- Collaboration and Partnerships: The department collaborates with industry stakeholders, researchers, and other government agencies to address the Varroa destructor threat holistically. This collaborative approach enables the sharing of knowledge, resources, and expertise to develop comprehensive strategies for control and prevention.
- Unfortunately, research and development has yet to find a biological control for the mite, although I indubitably believe that a fungus can be found to eradicate the mite. In the meantime, the department is utilising baits (traps) to help control Varroa mite. These work by attracting the honeybees to a sugar syrup source (trap). As the bee numbers grow, the department takes note of the maximum threshold numbers before using an insecticide (Fipronol) and mixing it with the sugar syrup. They start off with a low dosage and steadily raise it. The bees transport the insecticide back to the hive where it gradually builds up until all the bees are overcome by the poison and the whole hive collapses.
The map shows the current extent of the Varroa Mite population in NSW.

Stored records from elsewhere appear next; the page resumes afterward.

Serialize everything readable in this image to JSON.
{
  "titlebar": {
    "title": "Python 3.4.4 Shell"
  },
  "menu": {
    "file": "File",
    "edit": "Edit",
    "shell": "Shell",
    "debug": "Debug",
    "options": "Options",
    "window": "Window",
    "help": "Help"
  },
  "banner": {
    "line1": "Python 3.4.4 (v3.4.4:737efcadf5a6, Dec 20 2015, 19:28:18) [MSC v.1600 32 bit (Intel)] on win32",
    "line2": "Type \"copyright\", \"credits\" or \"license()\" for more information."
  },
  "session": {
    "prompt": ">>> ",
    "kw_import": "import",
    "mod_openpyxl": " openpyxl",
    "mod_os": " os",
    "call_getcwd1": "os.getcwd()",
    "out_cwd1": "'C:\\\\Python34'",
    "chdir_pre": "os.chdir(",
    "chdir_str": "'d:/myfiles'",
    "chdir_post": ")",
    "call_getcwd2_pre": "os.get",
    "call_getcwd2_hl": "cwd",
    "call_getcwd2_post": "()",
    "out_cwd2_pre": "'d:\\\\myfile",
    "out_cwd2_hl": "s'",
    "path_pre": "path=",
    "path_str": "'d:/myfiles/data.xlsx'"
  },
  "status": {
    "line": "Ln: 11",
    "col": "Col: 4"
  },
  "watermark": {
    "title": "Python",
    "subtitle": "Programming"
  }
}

Varroa destructor mite poses a significant threat to honeybee populations and the pollination services they provide. The NSW Department of Primary Industry is committed to tackling this issue through surveillance, biosecurity measures, research and development, education, and collaborative partnerships. By implementing the above strategies, the department aims to protect honeybee health, support sustainable beekeeping practices, and safeguard the vital role of bees in agricultural ecosystems. Continued efforts are crucial to effectively manage Varroa destructor and mitigate its impact on honeybee populations in New South Wales and beyond.
Author: Mike Carter – Trainer/Assessor